America’s Heroin Epidemic Starts in Mexico
America faces its worst drug crisis in decades, with heroin and opioid use tripling since 2010.
As various federal agencies roll out their annual strategy reports, the government declared that—as was the case in previous drug frenzies—all of the heroin used in the U.S. comes from abroad. Only now, instead of Southeast Asia’s Golden Triangle or remote South America, the primary source is just next door, in a country with already delicate U.S. relations.
This week, the State Department delivered some 600 pages to Congress detailing the transnational drug trade, putting together data from the UN, U.S. Drug Enforcement Administration, Immigration and Customs Enforcement, and a variety of other entities. “The opioid epidemic demands urgent action as a top priority of U.S. and international drug control efforts,” the report stated.
As much as 94 percent of the heroin entering America comes from Mexico, estimated William R. Brownfield, a man with a complex title (assistant secretary of the Bureau of International Narcotics and Law Enforcement Affairs) who sits at the fulcrum of drug interdiction and diplomatic initiative. During a conference call Thursday, he explained that, in 2017, a synthetic opioid between 10 and 50 times more potent than heroin, raw fentanyl, is being trafficked through Mexico into the U.S. alongside heroin and cocaine, though it’s largely produced in Asia. (Other commonly known opioids are morphine, oxycodone, and tramadol.)

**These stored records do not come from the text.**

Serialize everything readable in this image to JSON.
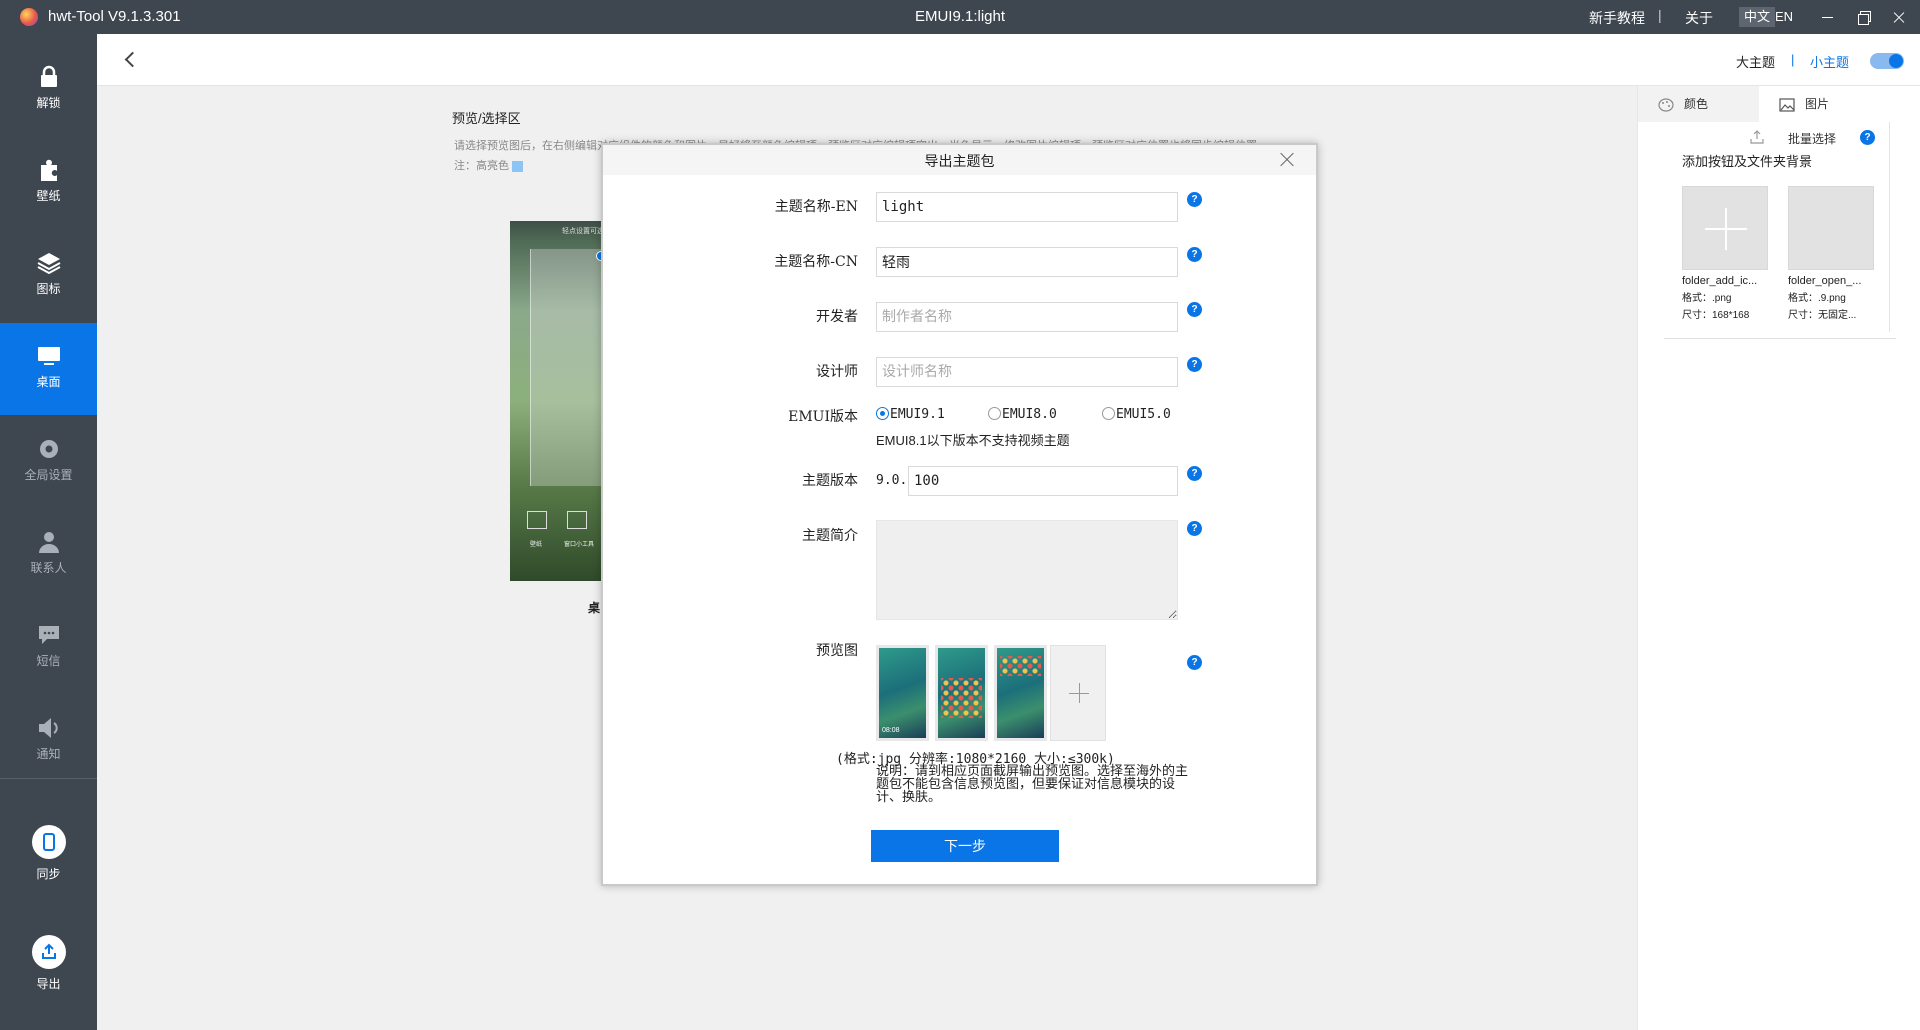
{
  "titlebar": {
    "app_title": "hwt-Tool V9.1.3.301",
    "center_title": "EMUI9.1:light",
    "tutorial": "新手教程",
    "separator": "|",
    "about": "关于",
    "lang_cn": "中文",
    "lang_en": "EN"
  },
  "sidebar": {
    "items": [
      {
        "label": "解锁",
        "icon": "lock-icon"
      },
      {
        "label": "壁纸",
        "icon": "puzzle-icon"
      },
      {
        "label": "图标",
        "icon": "layers-icon"
      },
      {
        "label": "桌面",
        "icon": "monitor-icon",
        "active": true
      },
      {
        "label": "全局设置",
        "icon": "gear-icon"
      },
      {
        "label": "联系人",
        "icon": "person-icon"
      },
      {
        "label": "短信",
        "icon": "message-icon"
      },
      {
        "label": "通知",
        "icon": "speaker-icon"
      },
      {
        "label": "同步",
        "icon": "phone-icon"
      },
      {
        "label": "导出",
        "icon": "export-icon"
      }
    ]
  },
  "header": {
    "big_theme": "大主题",
    "separator": "|",
    "small_theme": "小主题"
  },
  "main": {
    "preview_title": "预览/选择区",
    "preview_desc": "请选择预览图后，在右侧编辑对应组件的颜色和图片，是好将至颜色编辑项。预览区对应编辑项突出，光色显示。修改图片编辑项，预览区对应位置也将同步编辑位置",
    "preview_note": "注：高亮色",
    "phone_top_text": "轻点设置可选",
    "widget_wallpaper": "壁纸",
    "widget_tools": "窗口小工具",
    "phone_caption": "桌"
  },
  "right_panel": {
    "tab_color": "颜色",
    "tab_picture": "图片",
    "batch_select": "批量选择",
    "help": "?",
    "section_title": "添加按钮及文件夹背景",
    "assets": [
      {
        "name": "folder_add_ic...",
        "format": "格式：.png",
        "size": "尺寸：168*168"
      },
      {
        "name": "folder_open_...",
        "format": "格式：.9.png",
        "size": "尺寸：无固定..."
      }
    ]
  },
  "modal": {
    "title": "导出主题包",
    "help": "?",
    "fields": {
      "name_en_label": "主题名称-EN",
      "name_en_value": "light",
      "name_cn_label": "主题名称-CN",
      "name_cn_value": "轻雨",
      "developer_label": "开发者",
      "developer_placeholder": "制作者名称",
      "designer_label": "设计师",
      "designer_placeholder": "设计师名称",
      "emui_label": "EMUI版本",
      "emui_options": [
        "EMUI9.1",
        "EMUI8.0",
        "EMUI5.0"
      ],
      "emui_selected": "EMUI9.1",
      "emui_note": "EMUI8.1以下版本不支持视频主题",
      "version_label": "主题版本",
      "version_prefix": "9.0.",
      "version_value": "100",
      "intro_label": "主题简介",
      "preview_label": "预览图"
    },
    "shot_time": "08:08",
    "format_line": "(格式:jpg 分辨率:1080*2160 大小:≤300k)",
    "explain": "说明：请到相应页面截屏输出预览图。选择至海外的主题包不能包含信息预览图，但要保证对信息模块的设计、换肤。",
    "next_button": "下一步"
  },
  "colors": {
    "sidebar_bg": "#3e4650",
    "accent": "#0a75e6",
    "main_bg": "#f0f0f0"
  }
}
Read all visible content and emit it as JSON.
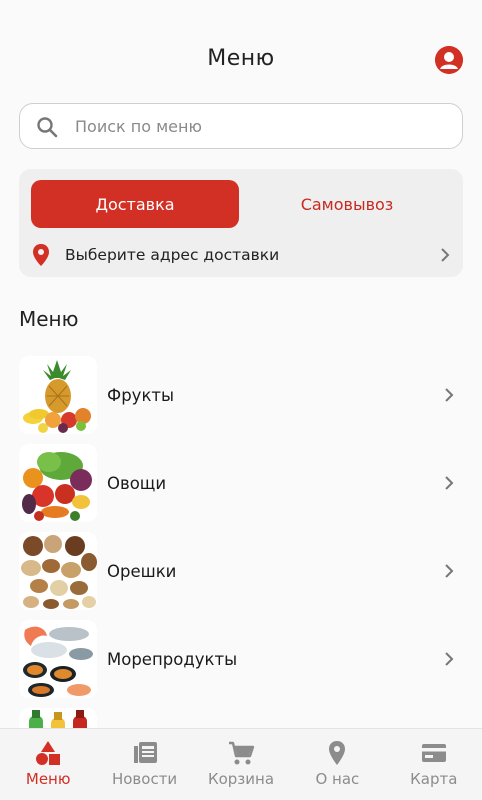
{
  "header": {
    "title": "Меню",
    "profile_icon": "account-circle-icon"
  },
  "search": {
    "placeholder": "Поиск по меню",
    "value": "",
    "icon": "search-icon"
  },
  "delivery": {
    "tabs": [
      {
        "label": "Доставка",
        "active": true
      },
      {
        "label": "Самовывоз",
        "active": false
      }
    ],
    "address_prompt": "Выберите адрес доставки",
    "pin_icon": "location-pin-icon"
  },
  "menu_section": {
    "title": "Меню",
    "items": [
      {
        "label": "Фрукты",
        "image": "fruits-image"
      },
      {
        "label": "Овощи",
        "image": "vegetables-image"
      },
      {
        "label": "Орешки",
        "image": "nuts-image"
      },
      {
        "label": "Морепродукты",
        "image": "seafood-image"
      },
      {
        "label": "",
        "image": "drinks-image"
      }
    ]
  },
  "bottom_nav": {
    "items": [
      {
        "label": "Меню",
        "icon": "shapes-icon",
        "active": true
      },
      {
        "label": "Новости",
        "icon": "news-icon",
        "active": false
      },
      {
        "label": "Корзина",
        "icon": "cart-icon",
        "active": false
      },
      {
        "label": "О нас",
        "icon": "location-pin-icon",
        "active": false
      },
      {
        "label": "Карта",
        "icon": "credit-card-icon",
        "active": false
      }
    ]
  },
  "colors": {
    "accent": "#d23025",
    "inactive": "#8c8c8c",
    "background": "#fafafa",
    "card": "#efefef"
  }
}
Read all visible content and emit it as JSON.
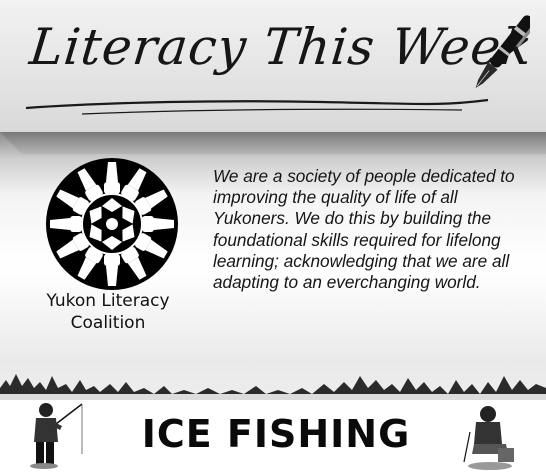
{
  "banner": {
    "title": "Literacy This Week",
    "pen_icon": "fountain-pen-icon"
  },
  "organization": {
    "name_line1": "Yukon Literacy",
    "name_line2": "Coalition",
    "logo_icon": "hands-and-books-circle-logo"
  },
  "mission": {
    "text": "We are a society of people dedicated to improving the quality of life of all Yukoners. We do this by building the foundational skills required for lifelong learning; acknowledging that we are all adapting to an everchanging world."
  },
  "feature": {
    "headline": "ICE FISHING",
    "left_icon": "ice-fisherman-standing-icon",
    "right_icon": "ice-fisherman-sitting-icon"
  },
  "colors": {
    "text": "#161616",
    "banner_bg": "#e0e0e0",
    "fold": "#8c8c8c"
  }
}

Between 1988 and 1994, Southeast Asia was the area of origin for the majority of wholesale heroin seizures in the U.S. Then it shifted to South America through 2010. Since then, Mexico has gained market share, according to data from the Heroin Signature Program cited by the DEA.
Between 2010 and 2015, heroin seizures in America increased from 2,763 kilograms to 6,722 kilograms, according to a November report from the DEA, indicating a surge of the drug entering the country. “The U.S. has seen substantial increases in heroin availability in the last seven to 10 years, which has allowed the heroin threat to expand to unprecedented levels,” the report stated. “Increases in heroin production in Mexico have ensured a reliable supply of low-cost heroin, even in the face of significant increases in user numbers.”
In 2007, there were 161,000 active heroin users in the U.S., compared with 435,000 in 2014. Overdose deaths involving heroin soared 248 percent between 2010 and 2014 and those involving synthetic opioids increased 79 percent between 2013 and 2014.
Brownfield, who was appointed in 2011 during the Obama administration, said President Donald Trump’s planned border wall with Mexico would be integrated into what he called an existing “wall” of cross-border law enforcement cooperation. He seemed noncommittal, however, on whether a real wall, meant largely to address illegal immigration, would have any decisive effect on heroin trafficking.
“As we have determined for more than 20 years, the U.S. and Mexico have shared responsibilities for this problem, and that requires shared solutions,“ he said. “I actually believe that at this point in time, cooperation between the U.S. and Mexico on this matter, on the matter of drug production and drug trafficking, is at historically high levels.”
Brownfield, who after all is a diplomat of sorts, not only complimented Mexican cooperation, but also praised China—where much of the synthetic opioids are believed to be produced—and the UN for cooperating with federal efforts to curb drug trafficking. Trump has criticized America’s relationship with all three, particularly Mexico on immigration, China on trade, and the United Nations in general, referring to it as “a waste of time and money.”